The Provincial Board ruled this week to suspend Narra Mayor Gerandy Danao for 20 months, resolving a 4-month old administrative case filed by the town’s local officials led by its vice mayor, Crispin Lumba.
The ruling can be characterized as swift and decisive, even as Danao’s camp claims it to be an extreme case of political harassment. Filed in May in the midst of the current pandemic, the provincial board acting as an adjudication body handled it with dispatch. Within days of receiving the complaint, it voted 13-0 to administratively suspend the accused and set a timetable to resolve the cases before the end of September. The formal decision was announced a couple of days prior to its September 25 deadline, with a cut-and-dried 13-0 vote.
The cases were mainly administrative in nature, the complaints focusing on violations of procedures such as those involving the preparation of the annual municipal budget or the granting of cockfighting permits. In the matter of the cockfighting permits that Danao supposedly issued to parties without a franchise, Vice Governor Victorino Socrates had stated at the outset that they viewed it as one of grave nature, the law being harsh against illegal gambling. It was this, he had explained, that they decided unanimously place the respondent under a 60-day preventive suspension.
Barring a reversal of the decision via Danao’s appeal with the Office of the President, he will be effectively sidelined for the remainder of his term. Meanwhile, his main accuser, Vice Mayor Lumba, will serve as acting mayor during his entire period of absence as provided for by the rule on succession.
To view the Danao case strictly on its legal merit is to miss the broader significance of this case, because for all intents and purposes it is political thus has political repercussions. The political motive has been the assertion of the Danao camp from the very beginning, as it claims that the popular local mayor was being politically persecuted as he is not allied with the present administration.
As an independent, but more because of his peculiar profile as a political leader, Danao captures the imagination of an apparent broad base in Narra and even outside. His feat in defeating a decades-old rule of the Demaala family even caught national attention.
Danao has declared his stance against a controversial coal plant power facility project in his town, one that has already gone through a rigorous struggle of being rejected by Aborlan residents at first despite its strong backing by Capitol. With him neutralized, his successor who had already previously endorsed the project, is expected to buckle the project’s unpopularity among its constituents.
Danao’s suspension also removes the only undecided political player in the province in the wake of a forthcoming plebiscite vote on the division of Palawan into three smaller provinces, also a priority agenda of the current administration.

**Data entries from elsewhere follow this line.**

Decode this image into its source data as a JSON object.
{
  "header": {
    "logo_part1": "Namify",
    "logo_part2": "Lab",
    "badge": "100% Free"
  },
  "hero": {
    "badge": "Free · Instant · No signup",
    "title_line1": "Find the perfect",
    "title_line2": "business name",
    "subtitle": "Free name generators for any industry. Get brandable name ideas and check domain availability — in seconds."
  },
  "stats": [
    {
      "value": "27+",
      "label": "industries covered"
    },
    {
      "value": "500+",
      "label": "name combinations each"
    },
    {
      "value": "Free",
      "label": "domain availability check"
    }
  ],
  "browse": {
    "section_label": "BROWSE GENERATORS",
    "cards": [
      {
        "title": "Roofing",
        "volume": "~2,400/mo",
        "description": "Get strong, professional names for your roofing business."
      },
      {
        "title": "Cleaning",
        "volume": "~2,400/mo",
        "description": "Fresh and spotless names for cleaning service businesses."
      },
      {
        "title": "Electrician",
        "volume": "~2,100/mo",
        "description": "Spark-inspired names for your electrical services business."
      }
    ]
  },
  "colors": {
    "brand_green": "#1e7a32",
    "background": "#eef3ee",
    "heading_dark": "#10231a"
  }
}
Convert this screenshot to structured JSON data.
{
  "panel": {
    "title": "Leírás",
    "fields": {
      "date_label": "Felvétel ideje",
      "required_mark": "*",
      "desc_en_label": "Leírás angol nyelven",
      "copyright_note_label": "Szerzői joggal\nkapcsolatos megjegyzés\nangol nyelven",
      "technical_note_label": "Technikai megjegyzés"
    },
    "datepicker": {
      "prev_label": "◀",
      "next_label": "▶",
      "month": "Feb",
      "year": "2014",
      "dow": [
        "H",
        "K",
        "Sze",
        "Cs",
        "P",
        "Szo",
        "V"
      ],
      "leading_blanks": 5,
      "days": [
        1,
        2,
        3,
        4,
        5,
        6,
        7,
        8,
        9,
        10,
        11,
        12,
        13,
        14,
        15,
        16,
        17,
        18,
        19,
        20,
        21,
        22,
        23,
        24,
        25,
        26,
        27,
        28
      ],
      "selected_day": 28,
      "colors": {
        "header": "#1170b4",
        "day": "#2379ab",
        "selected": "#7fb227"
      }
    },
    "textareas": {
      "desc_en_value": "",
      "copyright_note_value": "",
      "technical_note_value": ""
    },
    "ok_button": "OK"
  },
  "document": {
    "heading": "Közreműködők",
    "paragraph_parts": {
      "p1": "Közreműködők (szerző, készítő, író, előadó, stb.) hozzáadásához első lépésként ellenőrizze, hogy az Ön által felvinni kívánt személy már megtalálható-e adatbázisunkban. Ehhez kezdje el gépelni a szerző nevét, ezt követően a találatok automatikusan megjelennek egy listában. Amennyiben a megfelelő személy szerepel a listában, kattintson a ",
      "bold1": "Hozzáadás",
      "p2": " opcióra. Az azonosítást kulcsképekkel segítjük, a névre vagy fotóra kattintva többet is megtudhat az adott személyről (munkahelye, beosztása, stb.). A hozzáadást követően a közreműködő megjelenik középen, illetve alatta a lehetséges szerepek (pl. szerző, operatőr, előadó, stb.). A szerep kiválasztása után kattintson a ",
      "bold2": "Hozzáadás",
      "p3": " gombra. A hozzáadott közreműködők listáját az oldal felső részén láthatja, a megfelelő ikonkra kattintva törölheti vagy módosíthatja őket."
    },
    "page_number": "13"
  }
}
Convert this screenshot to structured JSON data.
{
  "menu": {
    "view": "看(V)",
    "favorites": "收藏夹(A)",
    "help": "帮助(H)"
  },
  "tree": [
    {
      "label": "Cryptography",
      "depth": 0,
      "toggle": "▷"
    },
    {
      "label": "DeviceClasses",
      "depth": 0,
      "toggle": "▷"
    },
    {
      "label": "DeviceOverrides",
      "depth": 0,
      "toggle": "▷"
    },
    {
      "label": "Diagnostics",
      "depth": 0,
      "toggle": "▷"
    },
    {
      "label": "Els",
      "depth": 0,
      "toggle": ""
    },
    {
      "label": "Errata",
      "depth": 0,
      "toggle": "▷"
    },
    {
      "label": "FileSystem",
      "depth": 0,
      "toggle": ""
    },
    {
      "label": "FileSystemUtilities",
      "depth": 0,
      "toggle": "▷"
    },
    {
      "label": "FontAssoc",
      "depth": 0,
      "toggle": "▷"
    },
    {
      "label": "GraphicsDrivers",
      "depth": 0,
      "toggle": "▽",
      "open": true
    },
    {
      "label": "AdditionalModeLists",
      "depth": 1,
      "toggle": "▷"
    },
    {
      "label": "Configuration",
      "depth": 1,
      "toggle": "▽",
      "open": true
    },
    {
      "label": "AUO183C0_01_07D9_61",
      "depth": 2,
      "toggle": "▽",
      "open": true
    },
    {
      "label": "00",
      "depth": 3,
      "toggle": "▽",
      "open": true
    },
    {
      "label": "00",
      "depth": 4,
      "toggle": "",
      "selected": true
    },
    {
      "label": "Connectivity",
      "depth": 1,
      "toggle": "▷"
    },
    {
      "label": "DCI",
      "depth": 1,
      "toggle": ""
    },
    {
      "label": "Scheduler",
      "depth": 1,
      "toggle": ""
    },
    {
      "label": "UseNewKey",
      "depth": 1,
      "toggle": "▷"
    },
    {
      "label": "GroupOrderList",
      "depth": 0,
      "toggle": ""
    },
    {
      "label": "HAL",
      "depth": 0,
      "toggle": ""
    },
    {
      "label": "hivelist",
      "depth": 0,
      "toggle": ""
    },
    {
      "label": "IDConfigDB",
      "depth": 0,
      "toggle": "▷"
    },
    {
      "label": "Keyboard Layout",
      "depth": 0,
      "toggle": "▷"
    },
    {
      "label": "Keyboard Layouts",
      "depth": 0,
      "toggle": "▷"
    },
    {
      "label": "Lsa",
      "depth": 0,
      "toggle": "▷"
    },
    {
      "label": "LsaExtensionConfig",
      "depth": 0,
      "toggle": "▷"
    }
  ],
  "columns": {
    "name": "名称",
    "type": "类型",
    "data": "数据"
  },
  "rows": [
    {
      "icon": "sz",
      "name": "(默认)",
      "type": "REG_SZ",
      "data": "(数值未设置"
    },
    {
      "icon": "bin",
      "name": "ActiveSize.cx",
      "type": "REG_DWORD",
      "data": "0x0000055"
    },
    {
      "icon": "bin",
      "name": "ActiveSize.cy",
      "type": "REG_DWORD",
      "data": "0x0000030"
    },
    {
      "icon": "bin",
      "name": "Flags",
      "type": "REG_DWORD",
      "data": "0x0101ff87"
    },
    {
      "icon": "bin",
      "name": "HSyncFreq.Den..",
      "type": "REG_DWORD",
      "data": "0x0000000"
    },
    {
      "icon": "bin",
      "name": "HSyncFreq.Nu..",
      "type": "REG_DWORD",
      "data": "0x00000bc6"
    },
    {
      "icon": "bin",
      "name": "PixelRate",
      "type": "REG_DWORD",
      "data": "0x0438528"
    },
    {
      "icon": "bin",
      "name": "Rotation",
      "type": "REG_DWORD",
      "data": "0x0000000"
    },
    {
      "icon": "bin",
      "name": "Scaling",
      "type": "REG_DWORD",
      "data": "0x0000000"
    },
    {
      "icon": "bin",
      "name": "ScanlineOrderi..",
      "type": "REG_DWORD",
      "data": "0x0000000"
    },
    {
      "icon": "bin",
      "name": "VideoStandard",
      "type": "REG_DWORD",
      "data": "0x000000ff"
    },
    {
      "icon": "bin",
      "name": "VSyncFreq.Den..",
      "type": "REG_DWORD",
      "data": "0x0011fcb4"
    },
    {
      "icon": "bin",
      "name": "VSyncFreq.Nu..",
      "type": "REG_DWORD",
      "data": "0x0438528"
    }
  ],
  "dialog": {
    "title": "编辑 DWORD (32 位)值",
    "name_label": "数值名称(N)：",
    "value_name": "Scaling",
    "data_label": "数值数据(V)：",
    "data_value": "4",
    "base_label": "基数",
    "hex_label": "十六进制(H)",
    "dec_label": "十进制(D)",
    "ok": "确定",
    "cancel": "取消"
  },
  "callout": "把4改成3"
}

How the Danao story will resolve politically is still an open ended question. There are only two ways it can go – Danao’s complete defeat or political redemption that will excite an otherwise bland and monochromatic Palawan political landscape.